(Working data)

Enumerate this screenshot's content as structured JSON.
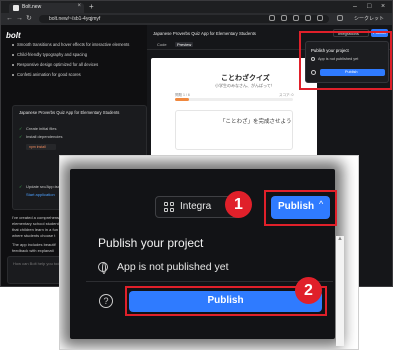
{
  "browser": {
    "tab_title": "Bolt.new",
    "url": "bolt.new/~/sb1-4yqjmyf",
    "secret_label": "シークレット"
  },
  "app": {
    "logo": "bolt",
    "chat_bullets": [
      "Smooth transitions and hover effects for interactive elements",
      "Child-friendly typography and spacing",
      "Responsive design optimized for all devices",
      "Confetti animation for good scores"
    ],
    "card": {
      "title": "Japanese Proverbs Quiz App for Elementary Students",
      "steps": [
        "Create initial files",
        "Install dependencies",
        "Update src/App.tsx",
        "Start application"
      ],
      "cmd": "npm install"
    },
    "chat_paragraphs": [
      "I've created a comprehensive",
      "elementary school student",
      "that children learn in a fun",
      "where students choose t",
      "The app includes beautif",
      "feedback with explanati"
    ],
    "prompt_placeholder": "How can Bolt help you today?",
    "workbench_title": "Japanese Proverbs Quiz App for Elementary Students",
    "tabs": [
      "Code",
      "Preview"
    ],
    "preview": {
      "title": "ことわざクイズ",
      "subtitle": "小学生のみなさん、がんばって！",
      "progress_left": "問題 1 / 6",
      "progress_right": "スコア: 0",
      "progress": 0.12,
      "card_text": "「ことわざ」を完成させよう"
    }
  },
  "mini_popup": {
    "integrations": "Integrations",
    "publish": "Publish",
    "title": "Publish your project",
    "status": "App is not published yet",
    "button": "Publish"
  },
  "zoom": {
    "integrations_label": "Integra",
    "publish_label": "Publish",
    "chevron": "^",
    "popup_title": "Publish your project",
    "status": "App is not published yet",
    "help": "?",
    "button": "Publish",
    "badge1": "1",
    "badge2": "2"
  },
  "colors": {
    "accent": "#2f7bff",
    "highlight": "#e0202a",
    "dark_bg": "#121316"
  }
}
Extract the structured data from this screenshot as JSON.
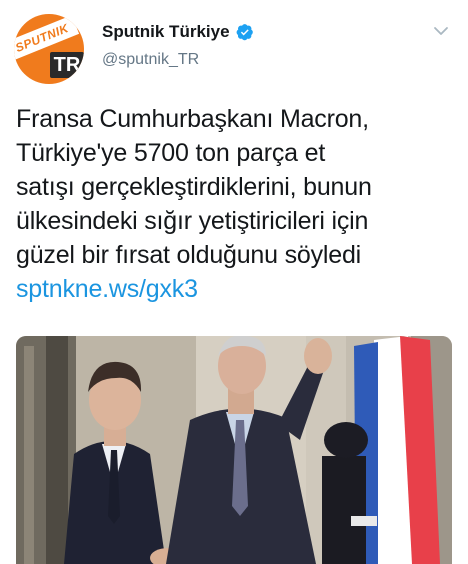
{
  "header": {
    "display_name": "Sputnik Türkiye",
    "handle": "@sputnik_TR",
    "avatar": {
      "logo_word": "SPUTNIK",
      "logo_tag": "TR"
    },
    "verified": true
  },
  "tweet": {
    "text_lines": [
      "Fransa Cumhurbaşkanı Macron,",
      "Türkiye'ye 5700 ton parça et",
      "satışı gerçekleştirdiklerini, bunun",
      "ülkesindeki sığır yetiştiricileri için",
      "güzel bir fırsat olduğunu söyledi"
    ],
    "link": "sptnkne.ws/gxk3"
  },
  "colors": {
    "brand": "#f07b1d",
    "link": "#1b95e0",
    "verified": "#1da1f2",
    "muted": "#657786"
  },
  "icons": {
    "verified": "verified-badge-icon",
    "menu": "chevron-down-icon"
  }
}
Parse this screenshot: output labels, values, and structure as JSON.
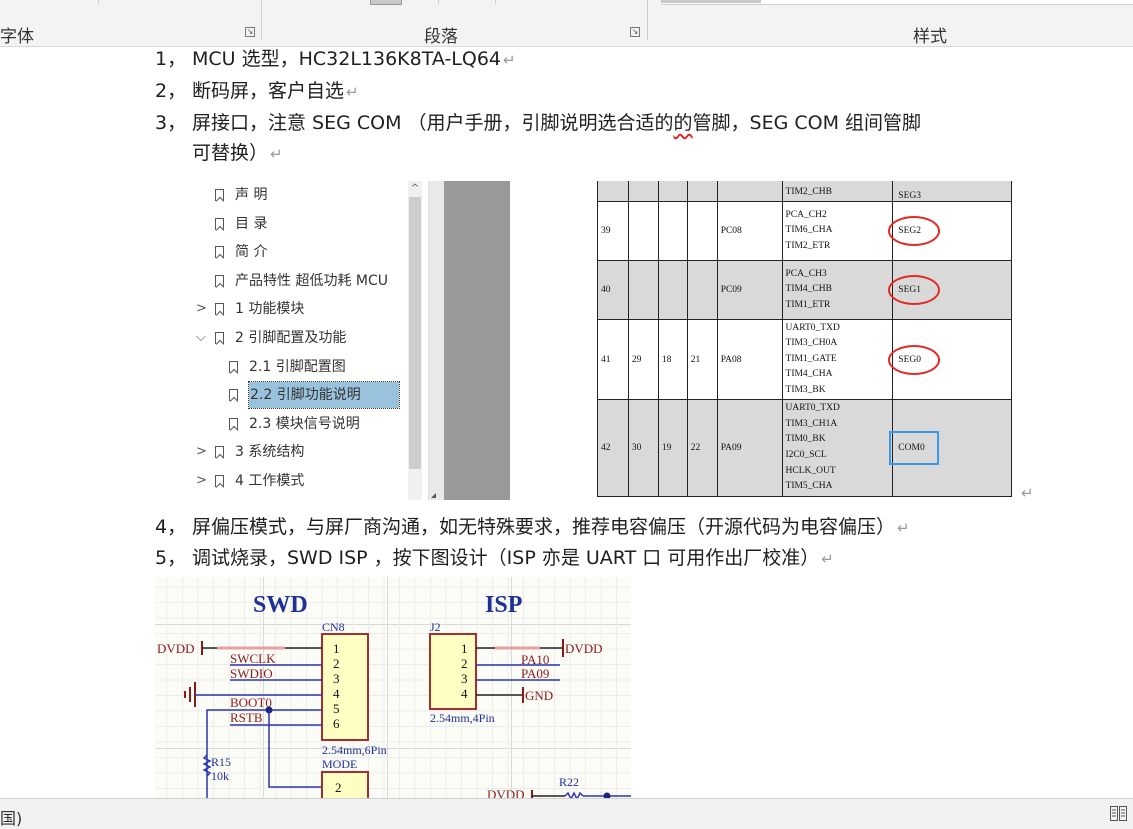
{
  "ribbon": {
    "groups": [
      {
        "label": "字体",
        "launcher": true
      },
      {
        "label": "段落",
        "launcher": true
      },
      {
        "label": "样式",
        "launcher": false
      }
    ],
    "launcher_glyph": "↘"
  },
  "document": {
    "items": [
      {
        "num": "1，",
        "text": "MCU 选型，HC32L136K8TA-LQ64"
      },
      {
        "num": "2，",
        "text": "断码屏，客户自选"
      },
      {
        "num": "3，",
        "text_before": "屏接口，注意 SEG COM （用户手册，引脚说明选合适的",
        "squiggle": "的",
        "text_after": "管脚，SEG COM  组间管脚",
        "continuation": "可替换）"
      },
      {
        "num": "4，",
        "text": "屏偏压模式，与屏厂商沟通，如无特殊要求，推荐电容偏压（开源代码为电容偏压）"
      },
      {
        "num": "5，",
        "text": "调试烧录，SWD ISP ，按下图设计（ISP  亦是 UART 口  可用作出厂校准）"
      }
    ],
    "paragraph_mark": "↵"
  },
  "bookmark_panel": {
    "items": [
      {
        "label": "声 明",
        "level": 0,
        "expander": ""
      },
      {
        "label": "目 录",
        "level": 0,
        "expander": ""
      },
      {
        "label": "简 介",
        "level": 0,
        "expander": ""
      },
      {
        "label": "产品特性 超低功耗 MCU",
        "level": 0,
        "expander": ""
      },
      {
        "label": "1 功能模块",
        "level": 0,
        "expander": "›"
      },
      {
        "label": "2 引脚配置及功能",
        "level": 0,
        "expander": "⌄"
      },
      {
        "label": "2.1 引脚配置图",
        "level": 1,
        "expander": ""
      },
      {
        "label": "2.2  引脚功能说明",
        "level": 1,
        "expander": "",
        "selected": true
      },
      {
        "label": "2.3 模块信号说明",
        "level": 1,
        "expander": ""
      },
      {
        "label": "3 系统结构",
        "level": 0,
        "expander": "›"
      },
      {
        "label": "4  工作模式",
        "level": 0,
        "expander": "›"
      }
    ],
    "scroll_up_glyph": "^"
  },
  "pin_table": {
    "rows": [
      {
        "cols": [
          "",
          "",
          "",
          "",
          ""
        ],
        "funcs": [
          "TIM2_CHB"
        ],
        "analog": "SEG3",
        "shaded": true,
        "highlight": ""
      },
      {
        "cols": [
          "39",
          "",
          "",
          "",
          "PC08"
        ],
        "funcs": [
          "PCA_CH2",
          "TIM6_CHA",
          "TIM2_ETR"
        ],
        "analog": "SEG2",
        "shaded": false,
        "highlight": "red"
      },
      {
        "cols": [
          "40",
          "",
          "",
          "",
          "PC09"
        ],
        "funcs": [
          "PCA_CH3",
          "TIM4_CHB",
          "TIM1_ETR"
        ],
        "analog": "SEG1",
        "shaded": true,
        "highlight": "red"
      },
      {
        "cols": [
          "41",
          "29",
          "18",
          "21",
          "PA08"
        ],
        "funcs": [
          "UART0_TXD",
          "TIM3_CH0A",
          "TIM1_GATE",
          "TIM4_CHA",
          "TIM3_BK"
        ],
        "analog": "SEG0",
        "shaded": false,
        "highlight": "red"
      },
      {
        "cols": [
          "42",
          "30",
          "19",
          "22",
          "PA09"
        ],
        "funcs": [
          "UART0_TXD",
          "TIM3_CH1A",
          "TIM0_BK",
          "I2C0_SCL",
          "HCLK_OUT",
          "TIM5_CHA"
        ],
        "analog": "COM0",
        "shaded": true,
        "highlight": "blue"
      }
    ]
  },
  "schematic": {
    "swd": {
      "title": "SWD",
      "ref": "CN8",
      "pins": [
        "1",
        "2",
        "3",
        "4",
        "5",
        "6"
      ],
      "nets": {
        "power": "DVDD",
        "swclk": "SWCLK",
        "swdio": "SWDIO",
        "boot": "BOOT0",
        "rst": "RSTB"
      },
      "footprint": "2.54mm,6Pin",
      "mode_ref": "MODE",
      "mode_pins": [
        "2"
      ],
      "resistor": {
        "ref": "R15",
        "value": "10k"
      }
    },
    "isp": {
      "title": "ISP",
      "ref": "J2",
      "pins": [
        "1",
        "2",
        "3",
        "4"
      ],
      "nets": {
        "power": "DVDD",
        "pa10": "PA10",
        "pa09": "PA09",
        "gnd": "GND"
      },
      "footprint": "2.54mm,4Pin"
    },
    "r22": {
      "ref": "R22",
      "net": "DVDD"
    },
    "colors": {
      "title": "#1f2f9a",
      "net_label": "#8b1a1a",
      "wire": "#2a35b0",
      "connector_fill": "#ffffc4",
      "connector_border": "#a33030"
    }
  },
  "statusbar": {
    "left_text": "国)",
    "read_mode_icon": "read-mode"
  }
}
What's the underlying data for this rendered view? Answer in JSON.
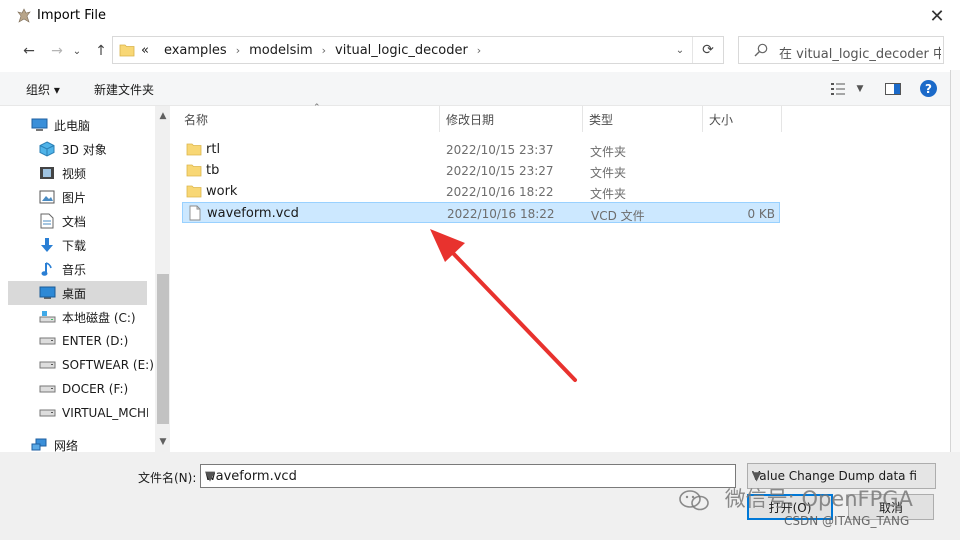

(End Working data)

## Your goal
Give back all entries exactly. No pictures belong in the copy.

## Exercise answer
Enumerate this screenshot's content as structured JSON.
{
  "browser": {
    "tab_title": "Bolt.new",
    "url": "bolt.new/~/sb1-4yqjmyf",
    "secret_label": "シークレット"
  },
  "app": {
    "logo": "bolt",
    "chat_bullets": [
      "Smooth transitions and hover effects for interactive elements",
      "Child-friendly typography and spacing",
      "Responsive design optimized for all devices",
      "Confetti animation for good scores"
    ],
    "card": {
      "title": "Japanese Proverbs Quiz App for Elementary Students",
      "steps": [
        "Create initial files",
        "Install dependencies",
        "Update src/App.tsx",
        "Start application"
      ],
      "cmd": "npm install"
    },
    "chat_paragraphs": [
      "I've created a comprehensive",
      "elementary school student",
      "that children learn in a fun",
      "where students choose t",
      "The app includes beautif",
      "feedback with explanati"
    ],
    "prompt_placeholder": "How can Bolt help you today?",
    "workbench_title": "Japanese Proverbs Quiz App for Elementary Students",
    "tabs": [
      "Code",
      "Preview"
    ],
    "preview": {
      "title": "ことわざクイズ",
      "subtitle": "小学生のみなさん、がんばって！",
      "progress_left": "問題 1 / 6",
      "progress_right": "スコア: 0",
      "progress": 0.12,
      "card_text": "「ことわざ」を完成させよう"
    }
  },
  "mini_popup": {
    "integrations": "Integrations",
    "publish": "Publish",
    "title": "Publish your project",
    "status": "App is not published yet",
    "button": "Publish"
  },
  "zoom": {
    "integrations_label": "Integra",
    "publish_label": "Publish",
    "chevron": "^",
    "popup_title": "Publish your project",
    "status": "App is not published yet",
    "help": "?",
    "button": "Publish",
    "badge1": "1",
    "badge2": "2"
  },
  "colors": {
    "accent": "#2f7bff",
    "highlight": "#e0202a",
    "dark_bg": "#121316"
  }
}
Extract the structured data from this screenshot as JSON.
{
  "header": {
    "display_name": "Sputnik Türkiye",
    "handle": "@sputnik_TR",
    "avatar": {
      "logo_word": "SPUTNIK",
      "logo_tag": "TR"
    },
    "verified": true
  },
  "tweet": {
    "text_lines": [
      "Fransa Cumhurbaşkanı Macron,",
      "Türkiye'ye 5700 ton parça et",
      "satışı gerçekleştirdiklerini, bunun",
      "ülkesindeki sığır yetiştiricileri için",
      "güzel bir fırsat olduğunu söyledi"
    ],
    "link": "sptnkne.ws/gxk3"
  },
  "colors": {
    "brand": "#f07b1d",
    "link": "#1b95e0",
    "verified": "#1da1f2",
    "muted": "#657786"
  },
  "icons": {
    "verified": "verified-badge-icon",
    "menu": "chevron-down-icon"
  }
}
Parse this screenshot: output labels, values, and structure as JSON.
{
  "ribbon": {
    "groups": [
      {
        "label": "字体",
        "launcher": true
      },
      {
        "label": "段落",
        "launcher": true
      },
      {
        "label": "样式",
        "launcher": false
      }
    ],
    "launcher_glyph": "↘"
  },
  "document": {
    "items": [
      {
        "num": "1，",
        "text": "MCU 选型，HC32L136K8TA-LQ64"
      },
      {
        "num": "2，",
        "text": "断码屏，客户自选"
      },
      {
        "num": "3，",
        "text_before": "屏接口，注意 SEG COM （用户手册，引脚说明选合适的",
        "squiggle": "的",
        "text_after": "管脚，SEG COM  组间管脚",
        "continuation": "可替换）"
      },
      {
        "num": "4，",
        "text": "屏偏压模式，与屏厂商沟通，如无特殊要求，推荐电容偏压（开源代码为电容偏压）"
      },
      {
        "num": "5，",
        "text": "调试烧录，SWD ISP ，按下图设计（ISP  亦是 UART 口  可用作出厂校准）"
      }
    ],
    "paragraph_mark": "↵"
  },
  "bookmark_panel": {
    "items": [
      {
        "label": "声 明",
        "level": 0,
        "expander": ""
      },
      {
        "label": "目 录",
        "level": 0,
        "expander": ""
      },
      {
        "label": "简 介",
        "level": 0,
        "expander": ""
      },
      {
        "label": "产品特性 超低功耗 MCU",
        "level": 0,
        "expander": ""
      },
      {
        "label": "1 功能模块",
        "level": 0,
        "expander": "›"
      },
      {
        "label": "2 引脚配置及功能",
        "level": 0,
        "expander": "⌄"
      },
      {
        "label": "2.1 引脚配置图",
        "level": 1,
        "expander": ""
      },
      {
        "label": "2.2  引脚功能说明",
        "level": 1,
        "expander": "",
        "selected": true
      },
      {
        "label": "2.3 模块信号说明",
        "level": 1,
        "expander": ""
      },
      {
        "label": "3 系统结构",
        "level": 0,
        "expander": "›"
      },
      {
        "label": "4  工作模式",
        "level": 0,
        "expander": "›"
      }
    ],
    "scroll_up_glyph": "^"
  },
  "pin_table": {
    "rows": [
      {
        "cols": [
          "",
          "",
          "",
          "",
          ""
        ],
        "funcs": [
          "TIM2_CHB"
        ],
        "analog": "SEG3",
        "shaded": true,
        "highlight": ""
      },
      {
        "cols": [
          "39",
          "",
          "",
          "",
          "PC08"
        ],
        "funcs": [
          "PCA_CH2",
          "TIM6_CHA",
          "TIM2_ETR"
        ],
        "analog": "SEG2",
        "shaded": false,
        "highlight": "red"
      },
      {
        "cols": [
          "40",
          "",
          "",
          "",
          "PC09"
        ],
        "funcs": [
          "PCA_CH3",
          "TIM4_CHB",
          "TIM1_ETR"
        ],
        "analog": "SEG1",
        "shaded": true,
        "highlight": "red"
      },
      {
        "cols": [
          "41",
          "29",
          "18",
          "21",
          "PA08"
        ],
        "funcs": [
          "UART0_TXD",
          "TIM3_CH0A",
          "TIM1_GATE",
          "TIM4_CHA",
          "TIM3_BK"
        ],
        "analog": "SEG0",
        "shaded": false,
        "highlight": "red"
      },
      {
        "cols": [
          "42",
          "30",
          "19",
          "22",
          "PA09"
        ],
        "funcs": [
          "UART0_TXD",
          "TIM3_CH1A",
          "TIM0_BK",
          "I2C0_SCL",
          "HCLK_OUT",
          "TIM5_CHA"
        ],
        "analog": "COM0",
        "shaded": true,
        "highlight": "blue"
      }
    ]
  },
  "schematic": {
    "swd": {
      "title": "SWD",
      "ref": "CN8",
      "pins": [
        "1",
        "2",
        "3",
        "4",
        "5",
        "6"
      ],
      "nets": {
        "power": "DVDD",
        "swclk": "SWCLK",
        "swdio": "SWDIO",
        "boot": "BOOT0",
        "rst": "RSTB"
      },
      "footprint": "2.54mm,6Pin",
      "mode_ref": "MODE",
      "mode_pins": [
        "2"
      ],
      "resistor": {
        "ref": "R15",
        "value": "10k"
      }
    },
    "isp": {
      "title": "ISP",
      "ref": "J2",
      "pins": [
        "1",
        "2",
        "3",
        "4"
      ],
      "nets": {
        "power": "DVDD",
        "pa10": "PA10",
        "pa09": "PA09",
        "gnd": "GND"
      },
      "footprint": "2.54mm,4Pin"
    },
    "r22": {
      "ref": "R22",
      "net": "DVDD"
    },
    "colors": {
      "title": "#1f2f9a",
      "net_label": "#8b1a1a",
      "wire": "#2a35b0",
      "connector_fill": "#ffffc4",
      "connector_border": "#a33030"
    }
  },
  "statusbar": {
    "left_text": "国)",
    "read_mode_icon": "read-mode"
  }
}
What's the underlying data for this rendered view? Answer in JSON.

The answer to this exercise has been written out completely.